Resources for Recovering Resilience: What Self-Compassion Feels Like in the Body

Here’s the link to a 6-minute film clip by the equivalent of Swiss Public Broadcasting, part of a series they did last summer on New Spirituality in California. The clip is in German, and it can take awhile to upload, but it includes my teaching mindful self-compassion at Spirit Rock Meditation Center, recorded at my daylong on July 9, 2016.

I’ll be teaching very close to the same workshop, Shift Happens: Learning to Bounce Back from Disappointment, Difficulty, even Disaster at Spirit Rock again on Sunday, November 6, 2016.

And also at
Leading Edge Seminars, Toronto October 27-29

New York Open Center, New York, October 30

Insight L.A., Santa Monica, CA November 12.

Below are the instructions for the Hand Gestures of Self-Compassion exercise that was featured in the film clip (in English!) that help us get a visceral sense of the power of mindful self-compassion to help us bounce back from disappointments, difficulties, even disasters. The exercise was developed by Kristin Neff and Christopher Germer in their Mindful Self-Compassion protocol. It takes 1-2 minutes to do; you can feel the effects immediately and carry them into the day.

Exercise: Hand Gestures

1. Please hold your hands out and squeeze your fists. Notice and say out loud what emotions are coming up.

2. Now open our palms, turned upward. Notice and name how you feel.

3. Now extend your palms and your arms forward a little bit. Notice and name how you feel.

4. Now place one palm in the other and slowly bring them both to your chest. Feel the warm and gentle pressure of your hands on your chest. Breathe gently. Notice and name how you feel.

Review each hand position:

1) The closed fist is like the self-criticism we shower on ourselves too often during the day

2) The open palm is like the mindfulness that brings acceptance and equanimity to our experience

3) Extending our hands and arms reminds us of our common humanity – we reach beyond ourselves and include others

4) Placing our hands on our heart helps us feel self-kindness or self-compassion for ourselves. When we care for ourselves, it feels good and we feel save and loved.

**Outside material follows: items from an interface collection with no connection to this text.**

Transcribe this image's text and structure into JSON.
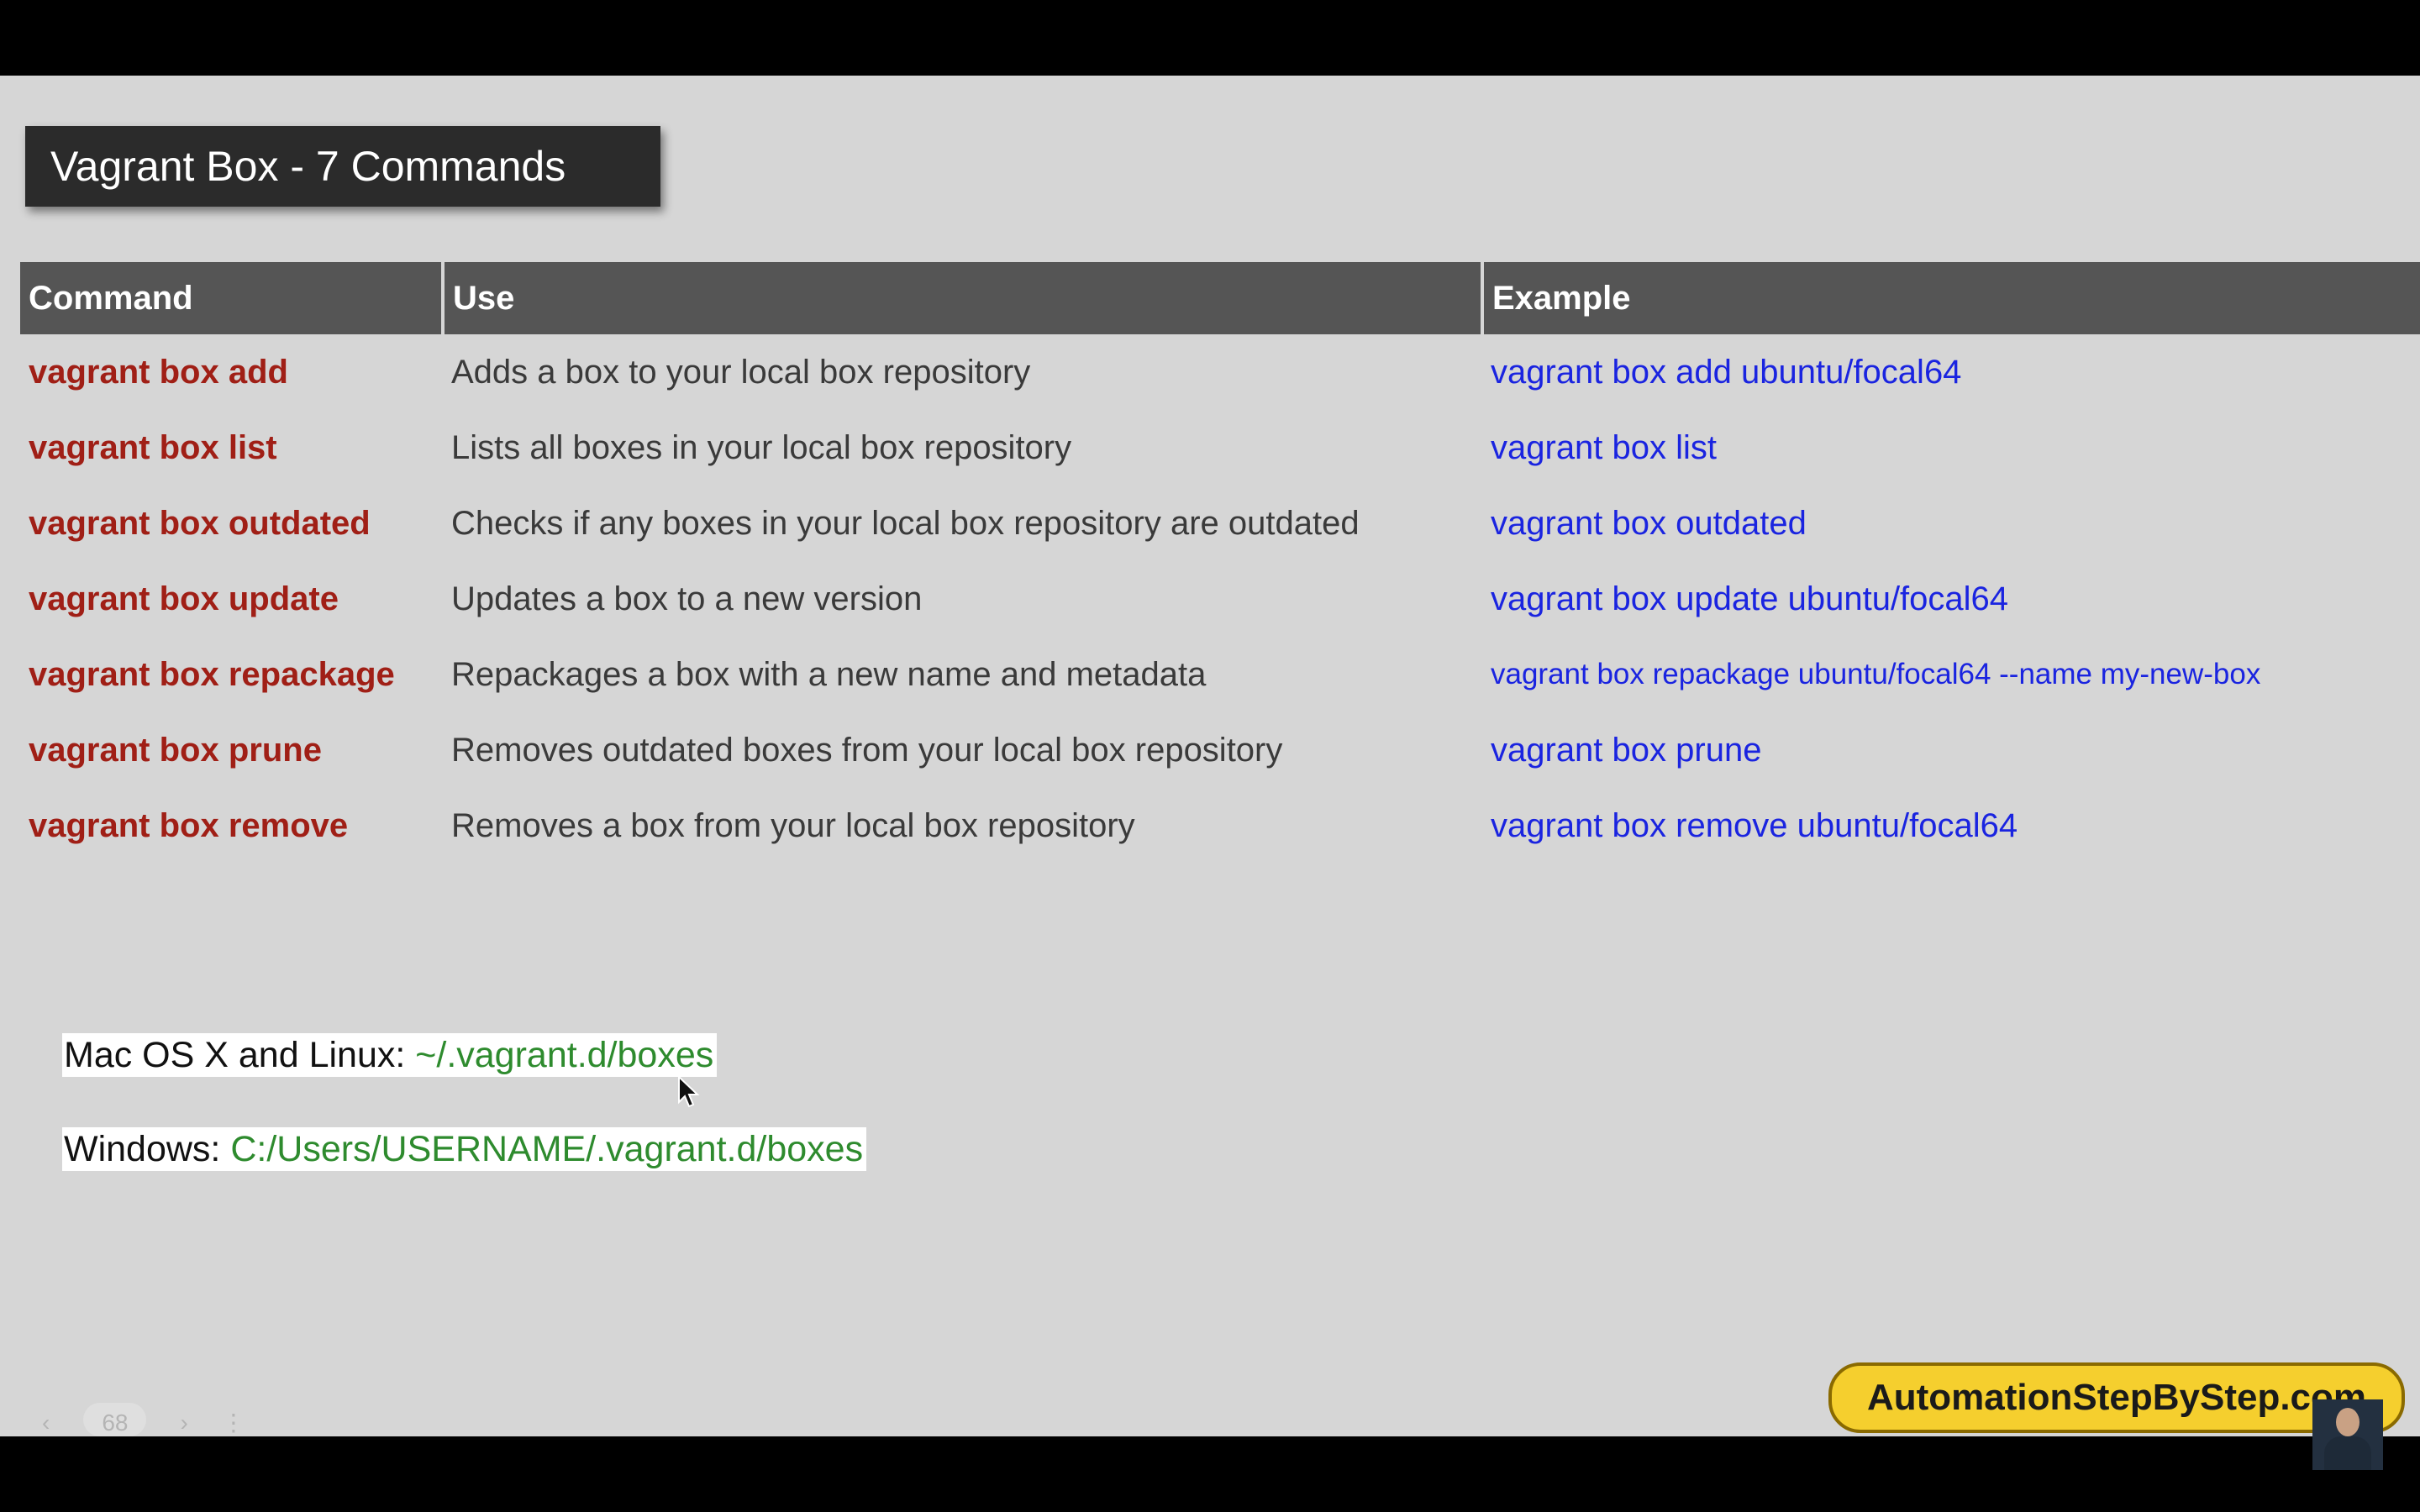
{
  "title": "Vagrant Box - 7 Commands",
  "table": {
    "headers": [
      "Command",
      "Use",
      "Example"
    ],
    "rows": [
      {
        "command": "vagrant box add",
        "use": "Adds a box to your local box repository",
        "example": "vagrant box add ubuntu/focal64"
      },
      {
        "command": "vagrant box list",
        "use": "Lists all boxes in your local box repository",
        "example": "vagrant box list"
      },
      {
        "command": "vagrant box outdated",
        "use": "Checks if any boxes in your local box repository are outdated",
        "example": "vagrant box outdated"
      },
      {
        "command": "vagrant box update",
        "use": "Updates a box to a new version",
        "example": "vagrant box update ubuntu/focal64"
      },
      {
        "command": "vagrant box repackage",
        "use": "Repackages a box with a new name and metadata",
        "example": "vagrant box repackage ubuntu/focal64 --name my-new-box"
      },
      {
        "command": "vagrant box prune",
        "use": "Removes outdated boxes from your local box repository",
        "example": "vagrant box prune"
      },
      {
        "command": "vagrant box remove",
        "use": "Removes a box from your local box repository",
        "example": "vagrant box remove ubuntu/focal64"
      }
    ]
  },
  "paths": {
    "mac_label": "Mac OS X and Linux: ",
    "mac_path": "~/.vagrant.d/boxes",
    "windows_label": "Windows: ",
    "windows_path": "C:/Users/USERNAME/.vagrant.d/boxes"
  },
  "brand": "AutomationStepByStep.com",
  "slide_nav": {
    "prev": "‹",
    "page": "68",
    "next": "›",
    "more": "⋮"
  },
  "colors": {
    "slide_bg": "#d6d6d6",
    "title_bg": "#2b2b2b",
    "header_bg": "#555555",
    "command": "#a01f16",
    "example": "#1a24e0",
    "path": "#2e8b2e",
    "brand_bg": "#f5cf2e"
  },
  "icons": [
    "mouse-pointer-icon",
    "presenter-avatar"
  ]
}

You can repeat these hand gestures anytime you want to evoke the feelings of kindness, caring, tenderness in your own body as you move through the day.